Drinking water contaminated by shale gas boom in Texas and Pennsylvania
Suzanne Goldenberg, theguardian.com
The natural gas boom resulting from fracking has contaminated drinking water in Texas and Pennsylvania, a new study said on Monday.
(UK’s) Supermarkets pledge to be honest about sustainable fishing claims
Jessica Shankleman, BusinessGreen
Leading supermarkets including Tesco, Marks & Spencer, Waitrose and Sainsbury’s are set to roll out a new standardised labelling system on their seafood products, designed to help shoppers pick out sustainably sourced fish.
UK environment policies get the red card from MPs
Will Nichols, BusinessGreen
MPs have given a “red card” to the government’s environmental policies, in a report green groups said torpedoes the coalition’s ambition to be the greenest government ever.
China, the Climate and the Fate of the Planet
Rolling Stone, Jeff Goodell
As the sun rises in mid-july over andrews Air Force Base near Washington, D.C., Secretary of State John Kerry climbs quickly – he’s positively bouncing – up the carpeted stairs of his blue-and-white government-issued 757.
Australia Unveils Its Plan to Protect Great Barrier Reef
Michelle Innissept, The New York Times
In a bid to keep the Great Barrier Reef from being reclassified by the United Nations as “in danger,” the Australian government on Monday unveiled a 35-year plan to manage risks to the reef, one of the natural wonders of the world.

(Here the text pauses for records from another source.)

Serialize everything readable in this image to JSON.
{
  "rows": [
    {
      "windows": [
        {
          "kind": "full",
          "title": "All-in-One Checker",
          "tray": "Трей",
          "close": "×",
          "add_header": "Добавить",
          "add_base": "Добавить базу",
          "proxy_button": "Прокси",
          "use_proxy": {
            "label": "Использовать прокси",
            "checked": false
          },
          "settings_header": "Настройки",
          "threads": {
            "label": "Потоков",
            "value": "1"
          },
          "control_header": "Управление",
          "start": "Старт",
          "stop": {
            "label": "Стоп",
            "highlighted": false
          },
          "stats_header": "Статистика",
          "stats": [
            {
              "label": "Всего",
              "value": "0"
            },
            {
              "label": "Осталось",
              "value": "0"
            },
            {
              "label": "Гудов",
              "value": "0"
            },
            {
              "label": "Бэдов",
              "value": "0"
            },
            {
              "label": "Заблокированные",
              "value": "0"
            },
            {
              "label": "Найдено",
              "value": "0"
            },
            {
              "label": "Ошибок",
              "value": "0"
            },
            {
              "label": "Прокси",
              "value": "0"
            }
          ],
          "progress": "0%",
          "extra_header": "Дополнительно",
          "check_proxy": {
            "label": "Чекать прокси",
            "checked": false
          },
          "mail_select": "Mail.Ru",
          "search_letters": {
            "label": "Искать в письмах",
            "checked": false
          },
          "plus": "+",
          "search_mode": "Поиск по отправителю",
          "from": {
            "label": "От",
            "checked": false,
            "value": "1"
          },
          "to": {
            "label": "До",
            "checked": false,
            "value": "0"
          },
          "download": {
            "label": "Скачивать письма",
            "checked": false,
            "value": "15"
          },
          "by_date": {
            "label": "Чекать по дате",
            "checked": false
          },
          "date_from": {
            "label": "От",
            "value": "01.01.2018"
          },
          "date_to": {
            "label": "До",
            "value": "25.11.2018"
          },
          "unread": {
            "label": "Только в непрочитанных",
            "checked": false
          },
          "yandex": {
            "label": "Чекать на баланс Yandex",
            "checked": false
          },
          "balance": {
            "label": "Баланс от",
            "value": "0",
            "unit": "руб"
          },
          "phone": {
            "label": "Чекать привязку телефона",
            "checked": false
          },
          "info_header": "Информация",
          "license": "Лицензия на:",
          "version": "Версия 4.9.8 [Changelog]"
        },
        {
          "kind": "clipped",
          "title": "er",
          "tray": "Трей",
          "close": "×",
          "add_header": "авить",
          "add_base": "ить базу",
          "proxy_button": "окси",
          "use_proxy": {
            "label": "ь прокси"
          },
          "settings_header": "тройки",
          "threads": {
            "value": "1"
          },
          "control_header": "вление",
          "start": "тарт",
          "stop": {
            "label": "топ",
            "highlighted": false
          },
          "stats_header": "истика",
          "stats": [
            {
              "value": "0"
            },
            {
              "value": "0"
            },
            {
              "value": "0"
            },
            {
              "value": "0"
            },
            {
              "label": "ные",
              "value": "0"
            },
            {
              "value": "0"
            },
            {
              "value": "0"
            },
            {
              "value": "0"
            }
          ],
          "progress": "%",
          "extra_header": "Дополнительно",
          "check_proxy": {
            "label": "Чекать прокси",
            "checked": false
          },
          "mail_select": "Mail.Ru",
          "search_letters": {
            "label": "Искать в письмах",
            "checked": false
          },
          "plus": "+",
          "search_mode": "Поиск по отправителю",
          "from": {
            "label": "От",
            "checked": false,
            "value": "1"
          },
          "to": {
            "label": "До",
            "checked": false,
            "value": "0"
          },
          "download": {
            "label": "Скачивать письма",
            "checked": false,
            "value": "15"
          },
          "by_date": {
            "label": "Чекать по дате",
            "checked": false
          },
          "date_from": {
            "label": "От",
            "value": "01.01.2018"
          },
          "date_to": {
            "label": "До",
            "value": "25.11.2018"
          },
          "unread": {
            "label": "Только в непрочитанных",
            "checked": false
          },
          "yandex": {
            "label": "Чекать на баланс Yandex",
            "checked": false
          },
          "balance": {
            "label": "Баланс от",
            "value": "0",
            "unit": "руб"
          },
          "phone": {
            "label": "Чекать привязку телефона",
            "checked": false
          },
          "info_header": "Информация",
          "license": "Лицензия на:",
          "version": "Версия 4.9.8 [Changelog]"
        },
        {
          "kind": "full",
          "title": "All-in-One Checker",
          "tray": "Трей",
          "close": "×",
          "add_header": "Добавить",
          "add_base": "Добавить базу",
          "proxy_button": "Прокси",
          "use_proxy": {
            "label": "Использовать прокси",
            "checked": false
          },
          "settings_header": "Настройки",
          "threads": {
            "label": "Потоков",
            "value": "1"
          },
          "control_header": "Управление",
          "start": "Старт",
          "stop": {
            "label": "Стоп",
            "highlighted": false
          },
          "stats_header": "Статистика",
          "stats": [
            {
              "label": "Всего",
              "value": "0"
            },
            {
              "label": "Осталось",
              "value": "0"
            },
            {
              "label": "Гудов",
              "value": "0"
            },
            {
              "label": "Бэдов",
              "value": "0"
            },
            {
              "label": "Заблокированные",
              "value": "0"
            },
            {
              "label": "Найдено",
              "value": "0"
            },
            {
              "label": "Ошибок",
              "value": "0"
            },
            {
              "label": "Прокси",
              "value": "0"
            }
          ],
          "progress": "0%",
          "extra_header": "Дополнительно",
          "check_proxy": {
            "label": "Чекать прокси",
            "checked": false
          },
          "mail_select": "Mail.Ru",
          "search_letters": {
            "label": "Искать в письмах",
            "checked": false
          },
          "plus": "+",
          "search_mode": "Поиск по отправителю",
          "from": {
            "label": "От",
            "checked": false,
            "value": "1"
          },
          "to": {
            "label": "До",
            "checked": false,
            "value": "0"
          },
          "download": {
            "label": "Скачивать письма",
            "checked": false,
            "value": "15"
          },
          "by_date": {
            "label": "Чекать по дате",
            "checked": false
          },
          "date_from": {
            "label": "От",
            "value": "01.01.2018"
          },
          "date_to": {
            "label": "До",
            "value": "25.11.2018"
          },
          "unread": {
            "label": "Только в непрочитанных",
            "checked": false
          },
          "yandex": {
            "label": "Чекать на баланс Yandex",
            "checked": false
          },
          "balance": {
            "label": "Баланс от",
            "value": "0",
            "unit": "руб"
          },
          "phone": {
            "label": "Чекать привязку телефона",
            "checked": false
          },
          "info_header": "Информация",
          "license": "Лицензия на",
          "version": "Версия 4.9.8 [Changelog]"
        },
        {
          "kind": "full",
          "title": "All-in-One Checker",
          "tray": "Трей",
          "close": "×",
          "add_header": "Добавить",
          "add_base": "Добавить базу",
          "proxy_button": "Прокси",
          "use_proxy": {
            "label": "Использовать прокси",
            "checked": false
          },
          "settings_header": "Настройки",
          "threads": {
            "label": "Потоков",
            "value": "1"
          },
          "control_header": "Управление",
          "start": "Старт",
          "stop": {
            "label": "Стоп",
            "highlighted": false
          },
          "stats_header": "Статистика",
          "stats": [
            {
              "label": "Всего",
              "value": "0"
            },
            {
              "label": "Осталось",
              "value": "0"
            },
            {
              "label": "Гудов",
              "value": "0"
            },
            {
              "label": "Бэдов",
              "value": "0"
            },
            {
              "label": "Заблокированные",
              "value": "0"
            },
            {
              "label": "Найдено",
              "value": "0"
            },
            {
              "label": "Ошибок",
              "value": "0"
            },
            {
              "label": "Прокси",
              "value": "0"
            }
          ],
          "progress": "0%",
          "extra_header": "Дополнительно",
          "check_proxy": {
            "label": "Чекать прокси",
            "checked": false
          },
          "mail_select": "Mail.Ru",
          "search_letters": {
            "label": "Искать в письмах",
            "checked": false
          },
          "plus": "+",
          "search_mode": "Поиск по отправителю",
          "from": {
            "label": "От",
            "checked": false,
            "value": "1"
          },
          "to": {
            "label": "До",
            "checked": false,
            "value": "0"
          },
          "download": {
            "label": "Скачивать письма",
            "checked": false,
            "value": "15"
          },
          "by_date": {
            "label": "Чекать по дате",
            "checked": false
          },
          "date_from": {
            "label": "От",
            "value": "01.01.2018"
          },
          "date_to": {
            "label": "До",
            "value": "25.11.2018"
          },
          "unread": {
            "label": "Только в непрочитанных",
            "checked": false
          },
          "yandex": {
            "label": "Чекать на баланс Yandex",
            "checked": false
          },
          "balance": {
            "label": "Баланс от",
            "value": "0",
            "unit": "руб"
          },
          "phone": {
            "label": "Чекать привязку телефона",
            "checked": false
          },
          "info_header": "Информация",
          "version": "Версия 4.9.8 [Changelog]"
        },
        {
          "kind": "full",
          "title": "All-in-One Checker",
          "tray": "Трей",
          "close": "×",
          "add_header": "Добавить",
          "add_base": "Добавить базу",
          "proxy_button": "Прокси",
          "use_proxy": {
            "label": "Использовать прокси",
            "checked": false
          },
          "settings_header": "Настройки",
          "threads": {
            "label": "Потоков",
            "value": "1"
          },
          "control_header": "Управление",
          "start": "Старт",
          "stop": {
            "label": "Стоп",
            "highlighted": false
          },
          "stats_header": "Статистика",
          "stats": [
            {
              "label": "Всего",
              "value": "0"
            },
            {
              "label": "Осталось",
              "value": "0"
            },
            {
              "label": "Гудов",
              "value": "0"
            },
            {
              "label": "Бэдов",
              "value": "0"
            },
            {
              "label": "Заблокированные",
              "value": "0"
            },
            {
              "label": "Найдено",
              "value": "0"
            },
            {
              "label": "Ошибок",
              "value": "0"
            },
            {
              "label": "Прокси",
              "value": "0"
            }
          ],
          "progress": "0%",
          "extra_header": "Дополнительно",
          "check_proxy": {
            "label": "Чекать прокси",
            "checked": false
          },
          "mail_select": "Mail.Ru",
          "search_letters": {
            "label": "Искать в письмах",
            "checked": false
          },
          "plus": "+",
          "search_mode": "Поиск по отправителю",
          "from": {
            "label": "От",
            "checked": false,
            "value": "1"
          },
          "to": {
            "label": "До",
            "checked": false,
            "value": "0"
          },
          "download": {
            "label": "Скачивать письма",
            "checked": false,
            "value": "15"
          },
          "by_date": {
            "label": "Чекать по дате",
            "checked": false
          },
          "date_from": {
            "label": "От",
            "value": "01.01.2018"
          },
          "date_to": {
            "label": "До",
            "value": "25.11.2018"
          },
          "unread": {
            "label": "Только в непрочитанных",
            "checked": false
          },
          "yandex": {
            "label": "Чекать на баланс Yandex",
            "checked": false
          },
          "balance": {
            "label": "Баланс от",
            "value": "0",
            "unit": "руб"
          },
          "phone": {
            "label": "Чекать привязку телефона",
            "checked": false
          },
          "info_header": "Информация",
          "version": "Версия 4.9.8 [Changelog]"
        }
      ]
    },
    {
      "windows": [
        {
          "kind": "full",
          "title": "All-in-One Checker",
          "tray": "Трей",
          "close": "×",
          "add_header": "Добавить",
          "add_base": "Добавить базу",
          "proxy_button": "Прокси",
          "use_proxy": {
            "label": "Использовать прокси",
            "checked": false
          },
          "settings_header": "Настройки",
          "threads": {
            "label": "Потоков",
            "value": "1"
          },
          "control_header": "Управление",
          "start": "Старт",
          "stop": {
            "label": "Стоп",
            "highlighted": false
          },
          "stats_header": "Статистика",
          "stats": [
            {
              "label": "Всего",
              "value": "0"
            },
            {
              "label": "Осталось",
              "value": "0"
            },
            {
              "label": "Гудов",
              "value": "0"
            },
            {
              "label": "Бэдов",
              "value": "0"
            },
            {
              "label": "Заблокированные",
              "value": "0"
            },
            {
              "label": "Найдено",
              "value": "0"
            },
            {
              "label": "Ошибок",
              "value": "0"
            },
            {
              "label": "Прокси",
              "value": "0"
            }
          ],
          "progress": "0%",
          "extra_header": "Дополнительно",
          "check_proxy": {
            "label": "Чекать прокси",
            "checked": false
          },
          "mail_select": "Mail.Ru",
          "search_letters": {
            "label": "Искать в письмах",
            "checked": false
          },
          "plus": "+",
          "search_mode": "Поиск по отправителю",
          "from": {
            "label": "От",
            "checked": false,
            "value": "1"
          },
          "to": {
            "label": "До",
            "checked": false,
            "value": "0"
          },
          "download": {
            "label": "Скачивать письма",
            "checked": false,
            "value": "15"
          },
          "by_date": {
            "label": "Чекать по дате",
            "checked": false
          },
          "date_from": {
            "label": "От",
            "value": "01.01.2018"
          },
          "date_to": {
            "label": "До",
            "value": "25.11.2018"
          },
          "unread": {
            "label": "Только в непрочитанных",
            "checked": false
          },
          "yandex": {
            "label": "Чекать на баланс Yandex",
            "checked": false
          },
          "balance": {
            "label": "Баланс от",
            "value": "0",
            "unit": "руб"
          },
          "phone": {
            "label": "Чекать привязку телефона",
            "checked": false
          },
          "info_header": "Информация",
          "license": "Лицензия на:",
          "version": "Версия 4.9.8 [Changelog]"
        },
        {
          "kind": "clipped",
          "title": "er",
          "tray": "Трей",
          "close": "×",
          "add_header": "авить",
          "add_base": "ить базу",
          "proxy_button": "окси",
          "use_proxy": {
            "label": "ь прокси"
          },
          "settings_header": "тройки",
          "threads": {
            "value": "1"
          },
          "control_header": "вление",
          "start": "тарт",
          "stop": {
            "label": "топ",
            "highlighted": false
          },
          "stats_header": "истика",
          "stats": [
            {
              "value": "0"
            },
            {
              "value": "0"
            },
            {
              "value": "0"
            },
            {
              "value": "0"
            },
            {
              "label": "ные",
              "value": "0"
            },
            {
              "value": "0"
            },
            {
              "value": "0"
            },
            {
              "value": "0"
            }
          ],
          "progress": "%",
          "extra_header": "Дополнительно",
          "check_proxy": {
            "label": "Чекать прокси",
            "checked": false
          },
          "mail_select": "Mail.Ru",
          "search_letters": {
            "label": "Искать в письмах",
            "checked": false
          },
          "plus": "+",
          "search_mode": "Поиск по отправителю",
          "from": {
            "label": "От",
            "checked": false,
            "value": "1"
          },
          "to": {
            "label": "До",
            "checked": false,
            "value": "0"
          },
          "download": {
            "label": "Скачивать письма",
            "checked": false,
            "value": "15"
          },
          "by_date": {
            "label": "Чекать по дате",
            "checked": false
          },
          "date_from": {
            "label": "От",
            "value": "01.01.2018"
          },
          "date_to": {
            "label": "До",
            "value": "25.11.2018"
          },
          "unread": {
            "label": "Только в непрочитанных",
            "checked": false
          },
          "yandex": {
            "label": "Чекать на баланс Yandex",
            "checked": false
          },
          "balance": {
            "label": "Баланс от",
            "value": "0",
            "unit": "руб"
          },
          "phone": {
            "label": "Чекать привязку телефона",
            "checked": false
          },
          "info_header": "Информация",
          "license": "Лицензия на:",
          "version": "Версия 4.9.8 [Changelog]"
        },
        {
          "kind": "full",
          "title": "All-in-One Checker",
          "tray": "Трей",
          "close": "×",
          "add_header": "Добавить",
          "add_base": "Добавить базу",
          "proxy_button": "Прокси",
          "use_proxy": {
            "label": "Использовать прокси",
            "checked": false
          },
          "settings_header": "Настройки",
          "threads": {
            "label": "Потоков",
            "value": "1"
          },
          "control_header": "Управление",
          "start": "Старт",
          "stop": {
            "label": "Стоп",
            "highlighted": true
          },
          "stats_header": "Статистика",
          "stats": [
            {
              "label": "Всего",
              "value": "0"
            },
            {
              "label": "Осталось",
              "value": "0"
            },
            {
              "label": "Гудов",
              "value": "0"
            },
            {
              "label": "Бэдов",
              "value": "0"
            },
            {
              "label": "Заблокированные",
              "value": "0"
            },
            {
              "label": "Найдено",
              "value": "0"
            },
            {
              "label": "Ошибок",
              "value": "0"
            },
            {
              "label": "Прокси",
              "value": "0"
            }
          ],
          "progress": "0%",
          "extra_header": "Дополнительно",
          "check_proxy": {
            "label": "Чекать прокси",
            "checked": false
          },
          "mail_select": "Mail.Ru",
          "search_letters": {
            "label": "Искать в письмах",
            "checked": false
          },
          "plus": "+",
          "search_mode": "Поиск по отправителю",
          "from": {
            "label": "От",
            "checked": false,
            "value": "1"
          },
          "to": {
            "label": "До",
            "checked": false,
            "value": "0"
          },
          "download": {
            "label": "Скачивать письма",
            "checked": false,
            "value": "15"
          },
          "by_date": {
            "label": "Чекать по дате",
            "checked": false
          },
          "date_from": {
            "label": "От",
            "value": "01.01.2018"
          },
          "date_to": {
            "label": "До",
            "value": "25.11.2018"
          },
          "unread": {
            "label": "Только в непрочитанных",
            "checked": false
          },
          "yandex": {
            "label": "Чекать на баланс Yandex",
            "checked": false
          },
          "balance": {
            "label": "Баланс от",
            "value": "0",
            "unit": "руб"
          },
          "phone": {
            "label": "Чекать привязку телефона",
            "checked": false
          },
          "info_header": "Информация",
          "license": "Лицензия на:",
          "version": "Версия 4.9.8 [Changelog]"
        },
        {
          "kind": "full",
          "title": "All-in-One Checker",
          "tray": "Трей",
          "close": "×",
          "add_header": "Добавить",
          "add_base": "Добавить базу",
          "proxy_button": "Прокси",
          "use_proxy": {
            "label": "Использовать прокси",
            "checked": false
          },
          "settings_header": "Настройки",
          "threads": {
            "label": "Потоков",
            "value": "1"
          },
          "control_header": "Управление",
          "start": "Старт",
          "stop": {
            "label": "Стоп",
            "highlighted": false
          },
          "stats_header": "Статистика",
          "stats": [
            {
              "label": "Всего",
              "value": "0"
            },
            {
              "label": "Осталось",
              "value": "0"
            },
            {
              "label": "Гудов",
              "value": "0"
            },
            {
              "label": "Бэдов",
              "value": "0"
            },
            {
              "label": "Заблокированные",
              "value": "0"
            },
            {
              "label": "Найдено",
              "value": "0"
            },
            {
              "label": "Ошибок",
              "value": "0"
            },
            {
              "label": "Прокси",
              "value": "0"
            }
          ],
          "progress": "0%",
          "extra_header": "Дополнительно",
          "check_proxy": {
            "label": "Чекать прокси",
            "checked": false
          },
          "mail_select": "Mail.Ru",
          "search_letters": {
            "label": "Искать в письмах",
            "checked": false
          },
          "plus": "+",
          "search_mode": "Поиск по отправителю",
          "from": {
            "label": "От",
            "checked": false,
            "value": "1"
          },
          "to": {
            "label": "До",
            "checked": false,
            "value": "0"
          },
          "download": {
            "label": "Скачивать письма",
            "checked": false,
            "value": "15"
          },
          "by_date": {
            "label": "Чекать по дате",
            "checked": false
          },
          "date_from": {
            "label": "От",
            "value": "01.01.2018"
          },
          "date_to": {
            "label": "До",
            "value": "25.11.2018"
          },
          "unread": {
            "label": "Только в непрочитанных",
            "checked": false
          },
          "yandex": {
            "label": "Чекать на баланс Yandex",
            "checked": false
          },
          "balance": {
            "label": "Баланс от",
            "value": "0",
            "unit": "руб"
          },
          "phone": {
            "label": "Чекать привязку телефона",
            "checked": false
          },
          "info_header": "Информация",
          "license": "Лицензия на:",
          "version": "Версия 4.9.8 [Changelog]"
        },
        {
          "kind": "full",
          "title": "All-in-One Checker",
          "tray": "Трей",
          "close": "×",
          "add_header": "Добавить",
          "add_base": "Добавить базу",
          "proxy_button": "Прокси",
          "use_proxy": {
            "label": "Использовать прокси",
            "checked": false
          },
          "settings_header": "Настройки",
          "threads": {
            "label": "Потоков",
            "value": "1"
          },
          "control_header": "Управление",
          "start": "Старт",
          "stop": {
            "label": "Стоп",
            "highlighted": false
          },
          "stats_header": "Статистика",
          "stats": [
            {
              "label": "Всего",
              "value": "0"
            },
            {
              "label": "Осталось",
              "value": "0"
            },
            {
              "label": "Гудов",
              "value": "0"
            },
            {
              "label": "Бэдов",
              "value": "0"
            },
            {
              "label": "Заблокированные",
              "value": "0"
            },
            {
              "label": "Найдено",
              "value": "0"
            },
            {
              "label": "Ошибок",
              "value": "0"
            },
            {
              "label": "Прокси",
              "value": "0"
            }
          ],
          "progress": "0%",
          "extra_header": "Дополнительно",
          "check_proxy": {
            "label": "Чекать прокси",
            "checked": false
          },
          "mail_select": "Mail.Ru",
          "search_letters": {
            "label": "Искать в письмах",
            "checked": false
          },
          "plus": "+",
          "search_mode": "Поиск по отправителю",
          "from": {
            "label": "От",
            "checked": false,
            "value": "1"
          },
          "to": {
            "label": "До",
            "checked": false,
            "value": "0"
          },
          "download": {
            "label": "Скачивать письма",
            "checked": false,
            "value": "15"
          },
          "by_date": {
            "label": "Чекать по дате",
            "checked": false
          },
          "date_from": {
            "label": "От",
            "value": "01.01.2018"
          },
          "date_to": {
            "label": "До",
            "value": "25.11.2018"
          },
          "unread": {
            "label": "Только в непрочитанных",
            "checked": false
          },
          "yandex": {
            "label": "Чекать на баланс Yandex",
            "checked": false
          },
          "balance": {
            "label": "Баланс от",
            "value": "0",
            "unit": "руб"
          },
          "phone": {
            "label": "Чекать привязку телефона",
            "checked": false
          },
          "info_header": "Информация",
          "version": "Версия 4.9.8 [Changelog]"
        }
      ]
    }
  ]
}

But conservationists warned that the plan did not go far enough.